S. Joseph MacLellan for the insurer.
Laurence S. Locke for the employee.
This case is strikingly similar to Borofsky's Case, ante 379 (1991), also decided today, to the extent that it questions whether the term "average weekly wage," as used in G. L. c. 152 (1990 ed.), the workers' compensation law, includes the value of employer-paid medical insurance. Unlike Borofsky's Case, the employer in this case was obligated to pay the cost of employees' medical insurance under a collective bargaining agreement. This is the only difference between the cases.
For all the reasons supporting the exclusion of the value of health insurance in Borofsky's Case, we hold that the value of health insurance should be excluded from the calculation of the average weekly wage in the present case.

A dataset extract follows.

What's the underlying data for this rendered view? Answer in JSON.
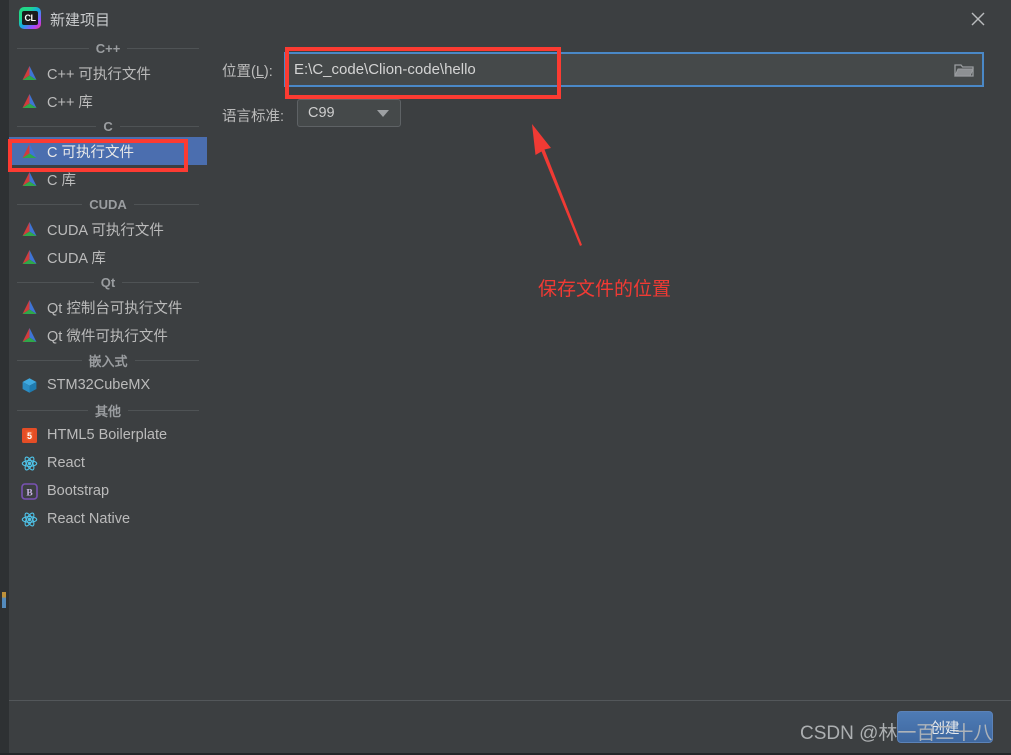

The decision of the reviewing board of the Department of Industrial Accidents is affirmed.
The plaintiff, pro se, submitted a brief.
This is an appeal from a judgment of a single justice of this court denying a petition brought under G. L. c. 221, Section 31 (1990 ed.). [Note 1] We affirm.
There is nothing in Section 31 which lends itself to the relief sought by the plaintiff, who complains that the defendant assumed authority to act on his motions without ever submitting them for action by a Justice of the Appeals Court.
[Note 1] General Laws c. 221, Section 31 (1990 ed.), provides: "The two preceding sections ['Records; duty of justices to inspect'; `Forfeiture of bond'] shall not exempt a clerk or assistant clerk from an action for any other breach of the condition of his bond or from his liability in any other way or to any party for neglect or misconduct in his office."